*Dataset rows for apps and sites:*
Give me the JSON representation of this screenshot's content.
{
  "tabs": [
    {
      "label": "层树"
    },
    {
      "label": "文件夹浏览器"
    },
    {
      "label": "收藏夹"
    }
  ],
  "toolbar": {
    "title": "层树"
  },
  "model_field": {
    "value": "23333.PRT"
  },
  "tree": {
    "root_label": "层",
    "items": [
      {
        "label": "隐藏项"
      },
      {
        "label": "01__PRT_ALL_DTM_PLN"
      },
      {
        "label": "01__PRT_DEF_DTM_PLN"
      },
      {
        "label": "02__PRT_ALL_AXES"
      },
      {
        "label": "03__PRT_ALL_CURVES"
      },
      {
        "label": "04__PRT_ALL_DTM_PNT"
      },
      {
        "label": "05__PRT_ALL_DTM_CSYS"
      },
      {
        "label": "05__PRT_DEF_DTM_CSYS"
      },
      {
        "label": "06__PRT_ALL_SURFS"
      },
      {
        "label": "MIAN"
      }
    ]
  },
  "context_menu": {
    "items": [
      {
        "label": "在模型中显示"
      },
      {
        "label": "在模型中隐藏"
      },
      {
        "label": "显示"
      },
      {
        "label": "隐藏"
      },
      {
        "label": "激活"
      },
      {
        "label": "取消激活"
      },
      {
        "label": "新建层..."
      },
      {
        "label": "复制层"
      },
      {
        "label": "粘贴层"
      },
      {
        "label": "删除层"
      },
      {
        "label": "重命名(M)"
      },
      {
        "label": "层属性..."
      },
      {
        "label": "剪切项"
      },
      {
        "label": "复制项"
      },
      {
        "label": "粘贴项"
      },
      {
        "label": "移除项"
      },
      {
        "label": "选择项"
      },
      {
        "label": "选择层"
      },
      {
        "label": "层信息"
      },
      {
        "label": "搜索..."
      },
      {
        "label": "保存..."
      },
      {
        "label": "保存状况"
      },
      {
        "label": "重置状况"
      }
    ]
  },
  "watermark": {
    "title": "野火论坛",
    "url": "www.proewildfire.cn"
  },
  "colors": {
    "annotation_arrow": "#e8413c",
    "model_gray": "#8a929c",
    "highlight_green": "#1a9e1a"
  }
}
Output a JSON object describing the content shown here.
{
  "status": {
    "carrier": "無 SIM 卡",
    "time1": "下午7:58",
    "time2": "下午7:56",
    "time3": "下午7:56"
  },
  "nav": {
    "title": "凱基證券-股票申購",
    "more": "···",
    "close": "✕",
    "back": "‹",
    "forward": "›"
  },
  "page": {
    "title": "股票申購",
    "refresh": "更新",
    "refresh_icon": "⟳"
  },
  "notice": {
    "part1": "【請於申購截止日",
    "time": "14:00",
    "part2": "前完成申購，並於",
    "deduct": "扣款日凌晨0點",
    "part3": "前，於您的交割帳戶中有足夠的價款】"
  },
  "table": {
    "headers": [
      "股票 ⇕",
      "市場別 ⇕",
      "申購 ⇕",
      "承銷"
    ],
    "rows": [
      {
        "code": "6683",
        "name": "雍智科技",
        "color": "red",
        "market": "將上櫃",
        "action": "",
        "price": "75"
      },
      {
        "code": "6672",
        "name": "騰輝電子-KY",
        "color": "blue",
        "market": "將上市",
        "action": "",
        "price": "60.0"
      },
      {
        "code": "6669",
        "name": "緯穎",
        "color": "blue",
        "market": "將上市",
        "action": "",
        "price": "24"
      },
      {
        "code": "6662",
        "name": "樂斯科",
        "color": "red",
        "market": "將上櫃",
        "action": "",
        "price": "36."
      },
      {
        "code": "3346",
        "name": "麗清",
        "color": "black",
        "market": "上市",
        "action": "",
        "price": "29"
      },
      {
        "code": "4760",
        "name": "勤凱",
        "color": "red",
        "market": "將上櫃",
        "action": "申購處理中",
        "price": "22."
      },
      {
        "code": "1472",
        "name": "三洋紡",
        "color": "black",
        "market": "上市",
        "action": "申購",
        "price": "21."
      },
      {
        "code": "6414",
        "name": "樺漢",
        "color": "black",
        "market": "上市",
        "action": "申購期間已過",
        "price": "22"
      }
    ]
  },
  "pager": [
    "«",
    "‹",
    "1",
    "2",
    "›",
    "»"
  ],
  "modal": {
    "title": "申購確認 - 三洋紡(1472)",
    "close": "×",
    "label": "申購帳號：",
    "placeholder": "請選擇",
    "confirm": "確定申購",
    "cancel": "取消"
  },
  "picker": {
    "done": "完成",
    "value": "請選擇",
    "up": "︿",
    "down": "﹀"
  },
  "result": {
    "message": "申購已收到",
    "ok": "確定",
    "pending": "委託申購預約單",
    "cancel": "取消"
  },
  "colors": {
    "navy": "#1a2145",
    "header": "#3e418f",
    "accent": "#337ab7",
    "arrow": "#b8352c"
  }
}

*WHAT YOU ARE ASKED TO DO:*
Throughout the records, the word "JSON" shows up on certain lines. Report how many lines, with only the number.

*SOLUTION TO THIS EXERCISE:*
2